Eileen L. (Danvers, MA)
Great premise, not so great book
This book started out with great promise. Interesting premise, engaging characters, and the conflicts and resolution inherent in any family drama. The Saints, Mother and Daughter, just never develop, and the father is a footnote in a drama created by his cruelty. The book just seems to try to hard to make a point that is somehow lost on the reader. As much as I wanted to care about this family I just never felt them come alive.
Beth T. (Savannah, GA)
The Harmony's Just Not There
I was so excited to have been selected to read this book, particularly when I discovered that Suzzy Roche is the author. I've been a fan of her music for many years, and particularly love her offbeat arrangements and harmonies. She's a very talented artist. But unfortunately, this book doesn't harmonize nearly as well as Ms. Roche's music and I'm sorry to say that Wayward Saints fell flat for me. I gave it my very best shot, but just couldn't get past the stilted dialogue, contrived situations and names (Garbagio? Really?) and a disjointed plot that doesn't ring true. I give Ms. Roche an A for effort, but sadly, it's just not a very good book.
Susan B. (Rutledge, MO)
wish I liked it more
I wanted to like this book so much more than I did. The writer’s voice is interesting, but uneven in ways that don't seem to be stylistic choices: the language is sometimes formal, almost stilted, and other times gut-punchingly in-your-face. Although a few characters were memorable in themselves, I found most of their actions to be inexplicable, and struggled to feel much sympathy for them.
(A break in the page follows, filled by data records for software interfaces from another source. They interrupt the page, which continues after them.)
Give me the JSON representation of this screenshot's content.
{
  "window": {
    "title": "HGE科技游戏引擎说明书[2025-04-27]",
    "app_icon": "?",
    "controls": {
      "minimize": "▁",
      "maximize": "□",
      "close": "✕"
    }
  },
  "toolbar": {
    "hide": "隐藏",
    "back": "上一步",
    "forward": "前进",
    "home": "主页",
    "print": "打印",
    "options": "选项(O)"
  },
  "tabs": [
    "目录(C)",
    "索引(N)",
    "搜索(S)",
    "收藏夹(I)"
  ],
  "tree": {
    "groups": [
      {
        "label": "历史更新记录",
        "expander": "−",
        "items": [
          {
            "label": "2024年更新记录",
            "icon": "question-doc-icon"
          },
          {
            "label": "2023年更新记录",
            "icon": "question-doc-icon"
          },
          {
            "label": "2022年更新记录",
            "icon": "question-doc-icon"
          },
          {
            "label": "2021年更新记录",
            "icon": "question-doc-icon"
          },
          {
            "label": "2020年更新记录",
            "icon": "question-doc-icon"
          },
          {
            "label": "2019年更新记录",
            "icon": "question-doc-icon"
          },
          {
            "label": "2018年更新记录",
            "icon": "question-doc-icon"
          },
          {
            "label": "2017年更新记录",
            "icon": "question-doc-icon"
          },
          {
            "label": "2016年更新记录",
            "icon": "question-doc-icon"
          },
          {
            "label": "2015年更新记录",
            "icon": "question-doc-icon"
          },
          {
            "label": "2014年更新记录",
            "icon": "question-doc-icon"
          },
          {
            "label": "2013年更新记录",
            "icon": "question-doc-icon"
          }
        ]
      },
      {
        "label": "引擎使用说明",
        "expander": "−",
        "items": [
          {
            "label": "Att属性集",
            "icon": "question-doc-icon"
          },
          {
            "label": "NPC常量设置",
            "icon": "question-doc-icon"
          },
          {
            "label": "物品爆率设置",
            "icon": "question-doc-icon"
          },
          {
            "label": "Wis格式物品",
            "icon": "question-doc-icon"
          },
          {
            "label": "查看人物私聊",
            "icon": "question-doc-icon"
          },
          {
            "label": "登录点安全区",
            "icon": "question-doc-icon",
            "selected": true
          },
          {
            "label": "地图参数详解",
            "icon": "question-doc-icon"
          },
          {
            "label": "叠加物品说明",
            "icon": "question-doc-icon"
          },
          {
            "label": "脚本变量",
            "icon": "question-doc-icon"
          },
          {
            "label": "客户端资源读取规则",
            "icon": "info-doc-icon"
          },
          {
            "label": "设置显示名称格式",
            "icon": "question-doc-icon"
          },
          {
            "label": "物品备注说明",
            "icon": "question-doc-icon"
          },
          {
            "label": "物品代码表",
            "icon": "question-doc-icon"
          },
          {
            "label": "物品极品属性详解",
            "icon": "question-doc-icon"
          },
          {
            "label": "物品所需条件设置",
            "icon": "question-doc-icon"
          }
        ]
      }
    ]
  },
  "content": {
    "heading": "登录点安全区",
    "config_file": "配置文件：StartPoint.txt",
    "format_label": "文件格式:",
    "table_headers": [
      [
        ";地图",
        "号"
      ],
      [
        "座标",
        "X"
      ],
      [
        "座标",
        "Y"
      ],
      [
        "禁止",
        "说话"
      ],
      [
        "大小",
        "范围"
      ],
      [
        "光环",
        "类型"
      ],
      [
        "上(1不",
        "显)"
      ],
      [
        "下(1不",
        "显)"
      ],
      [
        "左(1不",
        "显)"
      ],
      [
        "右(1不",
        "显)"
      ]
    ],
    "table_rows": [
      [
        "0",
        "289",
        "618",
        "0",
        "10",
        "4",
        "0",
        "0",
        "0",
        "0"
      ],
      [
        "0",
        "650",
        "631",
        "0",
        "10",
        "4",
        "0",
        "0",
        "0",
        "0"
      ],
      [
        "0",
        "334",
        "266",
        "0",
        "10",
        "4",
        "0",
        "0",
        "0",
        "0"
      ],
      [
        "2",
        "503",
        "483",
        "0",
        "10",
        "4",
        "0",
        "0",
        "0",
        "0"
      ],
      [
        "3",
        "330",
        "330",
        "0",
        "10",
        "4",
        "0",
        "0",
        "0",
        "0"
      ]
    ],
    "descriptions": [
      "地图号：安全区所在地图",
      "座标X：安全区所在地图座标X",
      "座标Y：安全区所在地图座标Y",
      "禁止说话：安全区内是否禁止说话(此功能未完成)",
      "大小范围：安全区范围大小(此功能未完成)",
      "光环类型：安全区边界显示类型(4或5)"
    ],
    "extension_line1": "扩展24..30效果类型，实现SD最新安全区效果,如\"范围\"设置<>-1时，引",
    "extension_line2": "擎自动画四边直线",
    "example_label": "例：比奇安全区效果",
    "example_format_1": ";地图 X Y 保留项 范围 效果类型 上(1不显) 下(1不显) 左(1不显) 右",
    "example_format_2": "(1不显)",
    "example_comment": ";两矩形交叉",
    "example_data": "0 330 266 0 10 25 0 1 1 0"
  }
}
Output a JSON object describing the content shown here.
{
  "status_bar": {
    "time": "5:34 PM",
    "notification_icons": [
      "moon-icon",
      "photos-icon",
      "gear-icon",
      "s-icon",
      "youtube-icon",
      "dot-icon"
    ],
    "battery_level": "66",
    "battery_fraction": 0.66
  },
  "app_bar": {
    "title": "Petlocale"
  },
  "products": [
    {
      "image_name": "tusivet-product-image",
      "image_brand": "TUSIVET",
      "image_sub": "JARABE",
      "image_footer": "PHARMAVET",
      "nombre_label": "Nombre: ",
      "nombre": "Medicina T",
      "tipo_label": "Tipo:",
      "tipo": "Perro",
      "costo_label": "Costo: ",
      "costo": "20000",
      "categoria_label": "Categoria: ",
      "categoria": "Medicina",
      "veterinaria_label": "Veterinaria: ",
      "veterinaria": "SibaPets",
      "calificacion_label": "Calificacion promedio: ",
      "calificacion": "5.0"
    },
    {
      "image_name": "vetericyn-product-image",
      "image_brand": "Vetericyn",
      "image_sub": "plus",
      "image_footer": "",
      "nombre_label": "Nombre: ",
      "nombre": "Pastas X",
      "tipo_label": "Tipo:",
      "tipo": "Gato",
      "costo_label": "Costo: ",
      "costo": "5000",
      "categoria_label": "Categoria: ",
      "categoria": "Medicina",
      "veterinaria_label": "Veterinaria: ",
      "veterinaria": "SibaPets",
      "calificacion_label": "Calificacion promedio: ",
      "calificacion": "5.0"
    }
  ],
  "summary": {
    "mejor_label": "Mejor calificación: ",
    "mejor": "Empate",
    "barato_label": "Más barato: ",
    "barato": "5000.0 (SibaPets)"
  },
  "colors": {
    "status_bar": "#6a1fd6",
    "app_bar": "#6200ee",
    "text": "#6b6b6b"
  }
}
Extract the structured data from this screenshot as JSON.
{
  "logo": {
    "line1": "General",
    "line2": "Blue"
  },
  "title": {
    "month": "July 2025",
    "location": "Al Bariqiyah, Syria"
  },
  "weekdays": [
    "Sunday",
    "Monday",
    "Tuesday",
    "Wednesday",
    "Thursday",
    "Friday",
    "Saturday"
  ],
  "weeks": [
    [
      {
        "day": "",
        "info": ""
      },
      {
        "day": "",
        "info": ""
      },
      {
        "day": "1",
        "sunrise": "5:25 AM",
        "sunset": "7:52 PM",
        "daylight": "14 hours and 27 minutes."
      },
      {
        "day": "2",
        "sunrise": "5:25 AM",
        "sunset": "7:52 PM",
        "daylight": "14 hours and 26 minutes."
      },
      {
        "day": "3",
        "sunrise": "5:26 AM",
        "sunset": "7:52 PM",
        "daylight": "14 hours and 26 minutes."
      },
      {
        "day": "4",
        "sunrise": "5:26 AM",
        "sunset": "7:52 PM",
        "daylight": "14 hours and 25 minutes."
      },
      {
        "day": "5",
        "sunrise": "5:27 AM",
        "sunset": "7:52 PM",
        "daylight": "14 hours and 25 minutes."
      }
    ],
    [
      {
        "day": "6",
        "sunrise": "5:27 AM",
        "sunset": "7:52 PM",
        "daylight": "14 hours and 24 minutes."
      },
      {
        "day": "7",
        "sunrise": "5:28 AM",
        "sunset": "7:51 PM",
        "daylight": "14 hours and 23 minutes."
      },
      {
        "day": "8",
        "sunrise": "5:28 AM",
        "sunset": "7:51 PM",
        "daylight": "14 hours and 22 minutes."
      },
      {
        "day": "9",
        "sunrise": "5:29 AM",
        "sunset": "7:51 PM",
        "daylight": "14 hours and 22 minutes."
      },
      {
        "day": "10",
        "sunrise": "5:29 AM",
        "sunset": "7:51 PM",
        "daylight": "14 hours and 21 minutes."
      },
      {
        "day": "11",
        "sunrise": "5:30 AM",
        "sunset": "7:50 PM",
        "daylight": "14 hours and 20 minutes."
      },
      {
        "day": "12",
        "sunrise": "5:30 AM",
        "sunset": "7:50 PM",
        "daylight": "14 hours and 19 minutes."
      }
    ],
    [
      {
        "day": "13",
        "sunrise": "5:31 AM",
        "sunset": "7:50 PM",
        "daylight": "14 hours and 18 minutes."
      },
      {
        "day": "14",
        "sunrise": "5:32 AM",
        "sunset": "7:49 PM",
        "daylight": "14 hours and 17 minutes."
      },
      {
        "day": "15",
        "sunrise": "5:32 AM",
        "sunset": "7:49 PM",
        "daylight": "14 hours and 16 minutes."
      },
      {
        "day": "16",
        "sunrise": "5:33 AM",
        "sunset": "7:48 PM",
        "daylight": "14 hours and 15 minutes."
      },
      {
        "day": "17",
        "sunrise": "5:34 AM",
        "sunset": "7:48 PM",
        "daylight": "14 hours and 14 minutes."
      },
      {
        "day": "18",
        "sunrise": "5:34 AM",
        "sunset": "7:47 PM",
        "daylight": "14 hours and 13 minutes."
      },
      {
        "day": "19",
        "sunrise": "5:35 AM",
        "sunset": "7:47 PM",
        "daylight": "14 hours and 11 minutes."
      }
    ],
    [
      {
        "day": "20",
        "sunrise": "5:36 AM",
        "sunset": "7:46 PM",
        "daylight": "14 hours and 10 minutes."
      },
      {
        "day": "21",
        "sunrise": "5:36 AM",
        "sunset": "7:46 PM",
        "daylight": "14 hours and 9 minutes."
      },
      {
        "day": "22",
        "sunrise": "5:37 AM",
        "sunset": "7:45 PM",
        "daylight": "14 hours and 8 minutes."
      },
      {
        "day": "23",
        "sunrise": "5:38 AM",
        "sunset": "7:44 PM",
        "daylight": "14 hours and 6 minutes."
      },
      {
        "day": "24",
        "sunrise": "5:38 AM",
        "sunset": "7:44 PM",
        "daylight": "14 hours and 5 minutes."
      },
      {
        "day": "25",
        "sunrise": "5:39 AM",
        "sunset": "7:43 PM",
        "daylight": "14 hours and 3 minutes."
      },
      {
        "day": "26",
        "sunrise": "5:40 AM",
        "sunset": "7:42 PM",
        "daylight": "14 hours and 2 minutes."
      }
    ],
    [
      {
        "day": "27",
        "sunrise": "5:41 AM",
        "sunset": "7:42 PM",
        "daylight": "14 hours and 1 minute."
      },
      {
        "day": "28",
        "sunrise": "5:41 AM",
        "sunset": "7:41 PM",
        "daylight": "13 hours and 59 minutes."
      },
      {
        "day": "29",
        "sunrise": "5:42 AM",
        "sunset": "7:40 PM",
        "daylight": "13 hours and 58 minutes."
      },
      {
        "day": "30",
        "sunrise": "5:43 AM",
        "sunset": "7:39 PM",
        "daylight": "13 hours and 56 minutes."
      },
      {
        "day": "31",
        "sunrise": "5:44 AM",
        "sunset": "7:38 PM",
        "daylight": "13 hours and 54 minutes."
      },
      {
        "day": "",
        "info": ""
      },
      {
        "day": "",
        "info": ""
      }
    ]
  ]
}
As a first outing it’s worth a read if you really like the Roches and want some insight into the mind of Suzzy, or to learn about some people who are most likely not like you or anyone you know. I do hope she writes a second novel for adults.